To match with the 70’s date of this jumper-sundress thing, I layered a dated RTW tunic shirt underneath together with my 1974 stretch jeans (posted here) and some platform studded suede sandals when I was wearing it like an apron.  I do not personally see it as obviously vintage though, besides the fact it might look a bit different when worn over my existing clothes.  I have yet to try it as a jumper over a body-clinging knit top.  I can’t wait to see if this garment also works for the fall season with a turtleneck, leggings and tall boots!  There are so many possibilities!

I just love it when I can make something that will work for so many occasions in my life, for all the seasons, add value to my current closet offerings, and look different each time.  All this only means that it will happily find its maximum life in my wardrobe!  This turned out so cute, I might just have to make another out of some ugly patched-up scraps to really have something to wear for really messy household occasions.  Yet, I normally don’t ‘save’ my makes, but always like to integrate them into my everyday life, no matter the risk for mishap.  If a me-made item (or even my few RTW clothes, for that matter) does find a bit of wear and tear from enjoying what I had made, I’ll just figure out a way to fix any such boo-boos, and be happy my time spent making it has proved its worth.  I sewed it – I can fix it, and “giving a darn to mend” is always important!

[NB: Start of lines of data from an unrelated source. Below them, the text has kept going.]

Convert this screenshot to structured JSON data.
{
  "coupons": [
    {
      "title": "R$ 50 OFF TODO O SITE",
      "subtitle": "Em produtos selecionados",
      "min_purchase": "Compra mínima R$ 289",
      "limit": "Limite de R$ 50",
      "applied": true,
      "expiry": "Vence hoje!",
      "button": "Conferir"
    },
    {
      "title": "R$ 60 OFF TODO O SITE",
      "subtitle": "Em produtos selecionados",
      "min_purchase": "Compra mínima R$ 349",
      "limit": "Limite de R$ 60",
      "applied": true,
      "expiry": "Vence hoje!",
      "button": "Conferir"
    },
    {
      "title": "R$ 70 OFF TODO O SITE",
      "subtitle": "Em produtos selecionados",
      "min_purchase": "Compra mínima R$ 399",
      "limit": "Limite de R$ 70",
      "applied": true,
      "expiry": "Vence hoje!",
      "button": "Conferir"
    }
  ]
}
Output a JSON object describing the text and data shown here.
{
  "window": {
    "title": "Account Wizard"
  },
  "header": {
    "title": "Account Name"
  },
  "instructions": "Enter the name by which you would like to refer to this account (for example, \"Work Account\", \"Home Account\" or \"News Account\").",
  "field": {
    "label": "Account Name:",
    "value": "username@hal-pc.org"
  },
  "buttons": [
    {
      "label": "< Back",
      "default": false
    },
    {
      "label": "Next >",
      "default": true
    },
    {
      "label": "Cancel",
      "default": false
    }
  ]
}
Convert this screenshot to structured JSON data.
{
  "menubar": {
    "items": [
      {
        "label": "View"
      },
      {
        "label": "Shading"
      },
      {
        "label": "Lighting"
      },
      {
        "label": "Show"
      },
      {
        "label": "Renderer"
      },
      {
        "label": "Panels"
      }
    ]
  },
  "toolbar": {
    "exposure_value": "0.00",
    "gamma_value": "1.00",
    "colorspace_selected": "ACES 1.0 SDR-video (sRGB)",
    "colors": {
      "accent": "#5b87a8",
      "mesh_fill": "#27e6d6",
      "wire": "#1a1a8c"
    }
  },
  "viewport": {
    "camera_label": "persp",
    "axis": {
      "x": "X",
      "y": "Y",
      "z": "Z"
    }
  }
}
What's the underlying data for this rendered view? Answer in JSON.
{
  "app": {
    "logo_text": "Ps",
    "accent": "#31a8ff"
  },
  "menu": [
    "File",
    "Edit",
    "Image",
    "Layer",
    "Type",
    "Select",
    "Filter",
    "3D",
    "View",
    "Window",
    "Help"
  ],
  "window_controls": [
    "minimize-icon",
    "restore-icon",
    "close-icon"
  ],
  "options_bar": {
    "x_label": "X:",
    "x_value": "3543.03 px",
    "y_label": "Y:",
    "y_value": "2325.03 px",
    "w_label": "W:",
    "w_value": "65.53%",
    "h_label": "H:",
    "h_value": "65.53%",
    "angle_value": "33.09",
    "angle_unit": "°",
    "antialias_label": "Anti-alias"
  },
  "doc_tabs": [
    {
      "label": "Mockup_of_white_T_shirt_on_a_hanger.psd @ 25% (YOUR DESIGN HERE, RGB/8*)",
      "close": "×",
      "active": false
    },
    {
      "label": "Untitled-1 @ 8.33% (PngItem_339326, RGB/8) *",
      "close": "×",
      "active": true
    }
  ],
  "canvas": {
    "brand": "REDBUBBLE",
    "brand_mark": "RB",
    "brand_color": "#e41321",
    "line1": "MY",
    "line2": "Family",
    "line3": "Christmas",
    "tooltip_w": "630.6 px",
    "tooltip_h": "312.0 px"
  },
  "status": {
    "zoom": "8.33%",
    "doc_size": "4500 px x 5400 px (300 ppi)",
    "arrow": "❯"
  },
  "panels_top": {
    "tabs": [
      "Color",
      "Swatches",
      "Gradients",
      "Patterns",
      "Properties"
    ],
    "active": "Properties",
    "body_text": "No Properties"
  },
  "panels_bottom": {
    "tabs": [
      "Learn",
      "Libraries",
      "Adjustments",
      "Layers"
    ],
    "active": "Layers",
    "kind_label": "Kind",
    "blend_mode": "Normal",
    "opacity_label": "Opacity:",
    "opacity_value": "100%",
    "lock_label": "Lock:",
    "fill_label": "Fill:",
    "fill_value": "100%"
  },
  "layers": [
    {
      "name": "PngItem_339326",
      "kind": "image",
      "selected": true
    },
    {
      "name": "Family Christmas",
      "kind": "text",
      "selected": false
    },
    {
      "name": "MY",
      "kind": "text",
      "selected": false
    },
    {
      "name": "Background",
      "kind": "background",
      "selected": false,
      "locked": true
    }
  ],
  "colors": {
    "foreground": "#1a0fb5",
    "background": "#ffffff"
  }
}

If this sewing project is as versatile as it seems, I will be spreading the silent word as to my love of sewing for every wearing – and that might be frequent, after all!  I do think having images of pattern pieces, and the notions we need to accomplish our tasks, be more visible is an important testimony to the wonders that sewing works through paper and fabric.  We seamstresses have worked wonders for centuries, but nowadays it has become an important lifeline brought into the limelight!  It’s about time.